> **HOW TO COMPLETE THIS TASK**
Wherever the word "alberi" appears in the entries, copy the whole line.

> **DATA FOR PROCESSING**
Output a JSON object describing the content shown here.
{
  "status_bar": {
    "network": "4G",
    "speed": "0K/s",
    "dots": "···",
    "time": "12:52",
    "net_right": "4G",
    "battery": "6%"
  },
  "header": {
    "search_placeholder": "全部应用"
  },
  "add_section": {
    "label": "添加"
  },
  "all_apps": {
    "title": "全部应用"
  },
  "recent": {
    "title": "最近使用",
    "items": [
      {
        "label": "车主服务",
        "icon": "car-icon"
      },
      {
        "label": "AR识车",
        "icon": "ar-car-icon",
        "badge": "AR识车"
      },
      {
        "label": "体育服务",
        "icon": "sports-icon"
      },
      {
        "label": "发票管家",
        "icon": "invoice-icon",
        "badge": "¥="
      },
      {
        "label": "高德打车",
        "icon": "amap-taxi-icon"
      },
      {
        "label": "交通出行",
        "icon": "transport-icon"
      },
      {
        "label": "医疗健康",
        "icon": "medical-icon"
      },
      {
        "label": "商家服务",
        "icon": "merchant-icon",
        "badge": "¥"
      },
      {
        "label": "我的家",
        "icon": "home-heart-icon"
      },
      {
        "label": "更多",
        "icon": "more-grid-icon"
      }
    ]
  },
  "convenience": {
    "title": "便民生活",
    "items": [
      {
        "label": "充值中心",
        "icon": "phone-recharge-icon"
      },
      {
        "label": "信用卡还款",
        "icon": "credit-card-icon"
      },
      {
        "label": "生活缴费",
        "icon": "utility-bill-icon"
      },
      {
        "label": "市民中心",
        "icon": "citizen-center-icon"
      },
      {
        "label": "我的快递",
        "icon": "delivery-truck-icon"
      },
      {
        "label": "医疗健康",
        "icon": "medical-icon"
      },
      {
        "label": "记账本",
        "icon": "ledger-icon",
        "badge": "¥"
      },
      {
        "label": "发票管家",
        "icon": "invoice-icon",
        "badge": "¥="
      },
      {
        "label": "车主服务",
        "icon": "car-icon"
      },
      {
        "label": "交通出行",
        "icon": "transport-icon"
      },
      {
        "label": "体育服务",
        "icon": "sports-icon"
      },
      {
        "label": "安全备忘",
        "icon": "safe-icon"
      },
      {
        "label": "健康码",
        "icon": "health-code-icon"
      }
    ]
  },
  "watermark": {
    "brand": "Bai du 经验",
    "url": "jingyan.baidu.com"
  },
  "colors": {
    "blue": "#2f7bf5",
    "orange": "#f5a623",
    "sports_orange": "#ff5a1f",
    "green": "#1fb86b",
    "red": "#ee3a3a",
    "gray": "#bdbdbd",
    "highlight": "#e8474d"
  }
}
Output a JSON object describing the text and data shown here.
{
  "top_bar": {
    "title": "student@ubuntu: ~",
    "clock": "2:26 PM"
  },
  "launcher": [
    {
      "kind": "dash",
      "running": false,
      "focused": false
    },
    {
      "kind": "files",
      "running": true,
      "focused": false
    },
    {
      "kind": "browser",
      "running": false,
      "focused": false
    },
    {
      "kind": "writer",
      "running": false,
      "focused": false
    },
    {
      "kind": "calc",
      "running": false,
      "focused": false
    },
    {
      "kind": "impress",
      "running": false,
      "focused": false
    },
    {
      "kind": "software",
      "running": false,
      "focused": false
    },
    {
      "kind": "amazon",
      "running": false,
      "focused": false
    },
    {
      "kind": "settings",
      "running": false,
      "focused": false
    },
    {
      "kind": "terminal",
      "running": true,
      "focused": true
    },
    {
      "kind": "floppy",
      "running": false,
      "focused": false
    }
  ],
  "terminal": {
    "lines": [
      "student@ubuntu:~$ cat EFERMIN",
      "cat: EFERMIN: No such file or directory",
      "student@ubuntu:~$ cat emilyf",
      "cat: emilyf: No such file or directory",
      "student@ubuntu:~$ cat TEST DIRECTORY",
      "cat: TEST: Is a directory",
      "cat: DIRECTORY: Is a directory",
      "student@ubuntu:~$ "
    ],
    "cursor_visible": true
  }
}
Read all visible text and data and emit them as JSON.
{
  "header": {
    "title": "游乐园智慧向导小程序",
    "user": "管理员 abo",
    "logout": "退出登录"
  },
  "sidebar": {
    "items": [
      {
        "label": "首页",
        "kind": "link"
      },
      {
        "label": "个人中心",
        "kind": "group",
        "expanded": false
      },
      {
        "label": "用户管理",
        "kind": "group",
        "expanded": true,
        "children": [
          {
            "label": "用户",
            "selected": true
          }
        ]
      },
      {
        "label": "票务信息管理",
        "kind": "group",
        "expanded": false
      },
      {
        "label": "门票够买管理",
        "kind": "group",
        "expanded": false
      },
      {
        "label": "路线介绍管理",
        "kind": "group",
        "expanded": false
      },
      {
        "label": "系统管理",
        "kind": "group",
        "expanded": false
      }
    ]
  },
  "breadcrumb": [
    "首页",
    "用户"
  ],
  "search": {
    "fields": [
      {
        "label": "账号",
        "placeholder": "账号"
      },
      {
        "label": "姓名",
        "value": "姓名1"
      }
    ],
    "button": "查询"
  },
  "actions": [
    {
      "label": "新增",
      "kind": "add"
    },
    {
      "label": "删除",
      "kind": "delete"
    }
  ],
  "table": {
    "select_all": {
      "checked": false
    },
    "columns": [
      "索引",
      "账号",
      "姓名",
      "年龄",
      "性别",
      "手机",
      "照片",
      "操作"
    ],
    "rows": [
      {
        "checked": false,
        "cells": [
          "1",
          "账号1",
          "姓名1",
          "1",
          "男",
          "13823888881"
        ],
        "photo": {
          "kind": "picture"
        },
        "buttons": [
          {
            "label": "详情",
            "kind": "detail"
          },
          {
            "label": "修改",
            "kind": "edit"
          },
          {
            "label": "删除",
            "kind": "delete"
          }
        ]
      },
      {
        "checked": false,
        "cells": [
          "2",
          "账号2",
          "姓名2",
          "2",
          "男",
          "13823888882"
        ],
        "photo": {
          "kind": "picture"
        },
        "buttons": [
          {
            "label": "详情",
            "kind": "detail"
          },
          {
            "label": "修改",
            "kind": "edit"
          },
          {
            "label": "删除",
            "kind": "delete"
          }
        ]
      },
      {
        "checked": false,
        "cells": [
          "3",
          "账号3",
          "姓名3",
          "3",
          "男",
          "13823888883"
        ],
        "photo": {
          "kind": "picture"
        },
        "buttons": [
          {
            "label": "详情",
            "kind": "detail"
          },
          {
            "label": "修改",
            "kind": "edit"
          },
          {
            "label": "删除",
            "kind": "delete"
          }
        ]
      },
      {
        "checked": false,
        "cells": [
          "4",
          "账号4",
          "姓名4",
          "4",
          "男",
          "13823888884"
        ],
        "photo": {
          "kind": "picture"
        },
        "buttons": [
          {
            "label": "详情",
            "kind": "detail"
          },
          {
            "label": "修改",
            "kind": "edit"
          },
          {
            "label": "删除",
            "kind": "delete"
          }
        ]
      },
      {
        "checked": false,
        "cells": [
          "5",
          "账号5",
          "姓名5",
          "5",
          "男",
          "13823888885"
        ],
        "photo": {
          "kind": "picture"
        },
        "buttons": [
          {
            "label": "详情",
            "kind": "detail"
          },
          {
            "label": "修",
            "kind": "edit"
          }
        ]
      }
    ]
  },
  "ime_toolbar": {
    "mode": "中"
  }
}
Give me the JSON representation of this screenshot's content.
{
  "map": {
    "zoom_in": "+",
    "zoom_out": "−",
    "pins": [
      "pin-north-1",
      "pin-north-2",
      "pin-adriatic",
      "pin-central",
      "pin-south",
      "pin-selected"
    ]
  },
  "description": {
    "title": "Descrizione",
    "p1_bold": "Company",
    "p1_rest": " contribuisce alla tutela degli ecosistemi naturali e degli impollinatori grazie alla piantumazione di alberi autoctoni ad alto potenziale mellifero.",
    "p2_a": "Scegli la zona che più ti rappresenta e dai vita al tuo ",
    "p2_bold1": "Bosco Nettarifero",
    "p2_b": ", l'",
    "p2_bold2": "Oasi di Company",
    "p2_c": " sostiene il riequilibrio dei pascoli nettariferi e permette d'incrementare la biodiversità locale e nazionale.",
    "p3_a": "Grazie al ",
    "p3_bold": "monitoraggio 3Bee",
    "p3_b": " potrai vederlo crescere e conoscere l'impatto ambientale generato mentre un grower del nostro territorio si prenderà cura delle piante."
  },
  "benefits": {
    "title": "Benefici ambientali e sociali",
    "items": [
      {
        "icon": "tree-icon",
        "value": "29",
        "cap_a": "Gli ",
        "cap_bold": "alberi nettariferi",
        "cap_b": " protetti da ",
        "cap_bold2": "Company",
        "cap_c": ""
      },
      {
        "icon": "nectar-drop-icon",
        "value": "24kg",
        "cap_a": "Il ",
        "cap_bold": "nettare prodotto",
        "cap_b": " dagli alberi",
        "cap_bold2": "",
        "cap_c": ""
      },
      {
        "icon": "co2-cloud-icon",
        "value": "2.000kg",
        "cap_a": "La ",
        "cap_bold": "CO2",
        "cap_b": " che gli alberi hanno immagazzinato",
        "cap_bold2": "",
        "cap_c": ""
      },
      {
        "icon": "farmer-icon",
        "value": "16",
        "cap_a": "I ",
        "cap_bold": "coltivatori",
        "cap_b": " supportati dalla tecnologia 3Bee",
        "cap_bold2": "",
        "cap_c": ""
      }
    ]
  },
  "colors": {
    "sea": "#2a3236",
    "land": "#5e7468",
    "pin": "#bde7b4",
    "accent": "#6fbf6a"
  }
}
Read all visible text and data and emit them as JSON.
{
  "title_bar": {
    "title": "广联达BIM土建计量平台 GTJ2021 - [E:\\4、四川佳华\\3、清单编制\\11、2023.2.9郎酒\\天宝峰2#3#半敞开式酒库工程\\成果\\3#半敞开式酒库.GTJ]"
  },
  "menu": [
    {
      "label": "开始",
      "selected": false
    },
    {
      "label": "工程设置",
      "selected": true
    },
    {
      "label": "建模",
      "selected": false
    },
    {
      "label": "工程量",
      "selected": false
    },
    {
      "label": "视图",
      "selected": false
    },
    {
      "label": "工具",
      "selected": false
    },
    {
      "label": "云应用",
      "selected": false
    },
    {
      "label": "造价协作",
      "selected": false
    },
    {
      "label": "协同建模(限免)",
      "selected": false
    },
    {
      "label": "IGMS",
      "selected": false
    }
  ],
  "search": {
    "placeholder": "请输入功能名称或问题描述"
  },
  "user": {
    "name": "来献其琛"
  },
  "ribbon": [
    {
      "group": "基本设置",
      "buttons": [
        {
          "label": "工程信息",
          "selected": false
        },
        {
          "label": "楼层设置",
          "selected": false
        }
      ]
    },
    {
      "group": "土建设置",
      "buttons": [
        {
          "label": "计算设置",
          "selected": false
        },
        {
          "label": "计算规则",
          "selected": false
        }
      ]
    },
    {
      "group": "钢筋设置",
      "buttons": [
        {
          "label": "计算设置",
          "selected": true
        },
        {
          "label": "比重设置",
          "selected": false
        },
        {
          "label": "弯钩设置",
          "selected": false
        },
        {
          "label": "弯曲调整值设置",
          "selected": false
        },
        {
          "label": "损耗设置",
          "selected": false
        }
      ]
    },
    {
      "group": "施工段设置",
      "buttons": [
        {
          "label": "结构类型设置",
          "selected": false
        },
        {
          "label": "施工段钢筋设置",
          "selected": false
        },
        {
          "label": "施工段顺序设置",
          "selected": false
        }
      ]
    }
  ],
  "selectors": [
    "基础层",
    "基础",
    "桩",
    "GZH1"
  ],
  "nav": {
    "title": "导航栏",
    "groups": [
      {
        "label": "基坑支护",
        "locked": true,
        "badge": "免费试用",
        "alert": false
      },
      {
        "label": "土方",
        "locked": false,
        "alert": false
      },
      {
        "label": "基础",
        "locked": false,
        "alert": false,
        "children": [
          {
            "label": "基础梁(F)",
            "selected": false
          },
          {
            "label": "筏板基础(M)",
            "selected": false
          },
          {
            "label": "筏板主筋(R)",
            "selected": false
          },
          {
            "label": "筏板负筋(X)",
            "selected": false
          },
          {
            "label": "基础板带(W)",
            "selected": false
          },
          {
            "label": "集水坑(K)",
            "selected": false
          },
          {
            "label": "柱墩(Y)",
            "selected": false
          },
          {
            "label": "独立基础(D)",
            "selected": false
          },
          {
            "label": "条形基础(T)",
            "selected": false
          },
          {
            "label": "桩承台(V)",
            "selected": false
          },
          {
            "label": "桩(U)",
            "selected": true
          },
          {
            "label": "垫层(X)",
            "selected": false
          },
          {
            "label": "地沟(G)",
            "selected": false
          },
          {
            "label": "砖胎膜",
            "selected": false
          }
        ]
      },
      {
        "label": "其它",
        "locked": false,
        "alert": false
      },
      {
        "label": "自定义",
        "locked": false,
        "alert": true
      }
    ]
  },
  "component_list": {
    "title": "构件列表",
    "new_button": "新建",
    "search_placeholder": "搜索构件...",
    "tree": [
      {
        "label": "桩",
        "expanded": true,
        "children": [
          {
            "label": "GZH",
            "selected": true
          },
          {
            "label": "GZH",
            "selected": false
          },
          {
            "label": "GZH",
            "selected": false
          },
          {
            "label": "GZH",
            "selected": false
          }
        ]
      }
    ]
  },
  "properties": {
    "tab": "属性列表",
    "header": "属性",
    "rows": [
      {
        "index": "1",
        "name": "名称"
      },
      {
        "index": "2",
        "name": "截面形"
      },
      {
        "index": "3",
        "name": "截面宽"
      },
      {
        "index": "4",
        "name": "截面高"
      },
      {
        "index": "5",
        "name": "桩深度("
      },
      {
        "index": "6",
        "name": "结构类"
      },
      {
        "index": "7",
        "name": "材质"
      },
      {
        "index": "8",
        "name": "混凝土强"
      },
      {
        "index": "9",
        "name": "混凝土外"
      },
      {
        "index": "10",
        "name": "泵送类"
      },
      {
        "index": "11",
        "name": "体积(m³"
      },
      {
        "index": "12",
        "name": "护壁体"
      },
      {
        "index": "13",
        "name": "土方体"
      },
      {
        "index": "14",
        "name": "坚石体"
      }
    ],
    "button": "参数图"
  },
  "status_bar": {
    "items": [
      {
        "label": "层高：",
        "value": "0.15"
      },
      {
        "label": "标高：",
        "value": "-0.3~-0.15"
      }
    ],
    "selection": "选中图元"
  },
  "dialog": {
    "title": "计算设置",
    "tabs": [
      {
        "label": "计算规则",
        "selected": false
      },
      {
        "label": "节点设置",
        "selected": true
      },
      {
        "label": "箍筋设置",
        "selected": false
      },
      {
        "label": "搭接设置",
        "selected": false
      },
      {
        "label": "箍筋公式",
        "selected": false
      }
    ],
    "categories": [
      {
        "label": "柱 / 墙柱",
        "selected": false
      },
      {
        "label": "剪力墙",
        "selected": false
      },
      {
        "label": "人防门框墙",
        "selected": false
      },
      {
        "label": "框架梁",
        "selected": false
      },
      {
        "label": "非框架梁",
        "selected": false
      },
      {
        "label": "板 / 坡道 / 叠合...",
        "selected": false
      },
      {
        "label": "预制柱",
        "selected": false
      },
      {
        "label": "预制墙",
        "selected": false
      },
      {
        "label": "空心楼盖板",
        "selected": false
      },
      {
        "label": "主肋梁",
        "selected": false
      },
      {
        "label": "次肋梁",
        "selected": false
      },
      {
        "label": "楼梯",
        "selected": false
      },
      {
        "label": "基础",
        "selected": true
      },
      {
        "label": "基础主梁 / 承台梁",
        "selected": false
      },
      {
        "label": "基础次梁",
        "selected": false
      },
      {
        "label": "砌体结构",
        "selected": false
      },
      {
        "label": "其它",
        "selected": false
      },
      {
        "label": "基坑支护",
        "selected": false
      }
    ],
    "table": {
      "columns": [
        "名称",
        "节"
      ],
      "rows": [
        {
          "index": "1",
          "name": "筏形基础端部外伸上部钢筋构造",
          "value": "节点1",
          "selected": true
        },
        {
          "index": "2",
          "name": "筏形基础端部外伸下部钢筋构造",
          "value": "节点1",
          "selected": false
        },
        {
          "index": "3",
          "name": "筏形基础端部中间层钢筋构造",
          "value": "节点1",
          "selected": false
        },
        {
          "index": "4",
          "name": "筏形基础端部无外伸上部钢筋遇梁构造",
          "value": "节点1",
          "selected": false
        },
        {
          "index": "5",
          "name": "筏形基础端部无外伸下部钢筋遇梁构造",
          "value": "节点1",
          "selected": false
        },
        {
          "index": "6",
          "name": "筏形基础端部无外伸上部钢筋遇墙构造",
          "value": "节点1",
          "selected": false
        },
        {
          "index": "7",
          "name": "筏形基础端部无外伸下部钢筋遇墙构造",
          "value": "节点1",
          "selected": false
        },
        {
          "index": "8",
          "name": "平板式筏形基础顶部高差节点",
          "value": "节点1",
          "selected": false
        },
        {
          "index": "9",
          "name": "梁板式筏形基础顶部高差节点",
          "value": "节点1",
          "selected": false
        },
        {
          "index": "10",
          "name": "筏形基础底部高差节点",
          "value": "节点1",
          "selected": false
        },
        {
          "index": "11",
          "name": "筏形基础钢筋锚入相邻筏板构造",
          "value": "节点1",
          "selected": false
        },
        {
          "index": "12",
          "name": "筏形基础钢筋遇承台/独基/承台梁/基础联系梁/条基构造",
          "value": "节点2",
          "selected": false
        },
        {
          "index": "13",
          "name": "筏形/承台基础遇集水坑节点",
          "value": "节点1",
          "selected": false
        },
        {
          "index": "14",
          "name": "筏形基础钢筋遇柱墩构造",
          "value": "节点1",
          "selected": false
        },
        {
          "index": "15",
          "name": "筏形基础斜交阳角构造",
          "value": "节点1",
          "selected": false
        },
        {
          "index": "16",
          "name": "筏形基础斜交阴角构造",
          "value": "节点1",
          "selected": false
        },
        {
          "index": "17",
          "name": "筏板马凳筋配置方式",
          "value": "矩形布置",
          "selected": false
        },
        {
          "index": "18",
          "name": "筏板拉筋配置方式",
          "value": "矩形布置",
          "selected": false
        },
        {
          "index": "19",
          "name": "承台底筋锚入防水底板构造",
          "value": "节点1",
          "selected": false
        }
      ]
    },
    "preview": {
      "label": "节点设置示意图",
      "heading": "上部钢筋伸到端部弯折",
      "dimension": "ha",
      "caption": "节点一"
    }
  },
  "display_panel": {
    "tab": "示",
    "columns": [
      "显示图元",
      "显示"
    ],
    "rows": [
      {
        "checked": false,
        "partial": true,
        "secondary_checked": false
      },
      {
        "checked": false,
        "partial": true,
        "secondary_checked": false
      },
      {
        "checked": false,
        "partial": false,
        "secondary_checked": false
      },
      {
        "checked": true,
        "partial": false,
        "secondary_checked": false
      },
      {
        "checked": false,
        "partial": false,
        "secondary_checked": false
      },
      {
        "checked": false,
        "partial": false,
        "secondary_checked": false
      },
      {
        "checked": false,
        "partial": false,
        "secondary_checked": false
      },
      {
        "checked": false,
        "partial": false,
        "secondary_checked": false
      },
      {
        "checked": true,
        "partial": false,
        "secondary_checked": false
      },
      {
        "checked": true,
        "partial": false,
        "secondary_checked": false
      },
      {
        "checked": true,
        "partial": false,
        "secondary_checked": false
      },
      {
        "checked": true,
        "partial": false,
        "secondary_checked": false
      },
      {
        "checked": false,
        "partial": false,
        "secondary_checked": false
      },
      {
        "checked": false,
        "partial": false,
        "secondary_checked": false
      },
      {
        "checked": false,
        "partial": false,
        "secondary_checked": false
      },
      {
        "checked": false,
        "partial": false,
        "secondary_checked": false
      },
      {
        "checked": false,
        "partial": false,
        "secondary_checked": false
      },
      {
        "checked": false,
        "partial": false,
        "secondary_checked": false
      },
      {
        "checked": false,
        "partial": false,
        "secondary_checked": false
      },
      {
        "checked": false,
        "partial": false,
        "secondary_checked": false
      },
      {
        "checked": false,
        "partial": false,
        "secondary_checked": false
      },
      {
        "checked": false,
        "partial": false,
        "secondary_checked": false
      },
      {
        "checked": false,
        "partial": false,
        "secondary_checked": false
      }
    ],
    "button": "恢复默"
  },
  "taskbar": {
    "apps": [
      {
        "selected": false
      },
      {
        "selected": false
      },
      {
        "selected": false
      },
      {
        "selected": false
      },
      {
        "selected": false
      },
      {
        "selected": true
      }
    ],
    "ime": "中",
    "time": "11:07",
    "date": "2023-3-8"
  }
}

> **YOUR RESPONSE**
    "p1_rest": " contribuisce alla tutela degli ecosistemi naturali e degli impollinatori grazie alla piantumazione di alberi autoctoni ad alto potenziale mellifero.",
        "cap_bold": "alberi nettariferi",
        "cap_b": " dagli alberi",
        "cap_b": " che gli alberi hanno immagazzinato",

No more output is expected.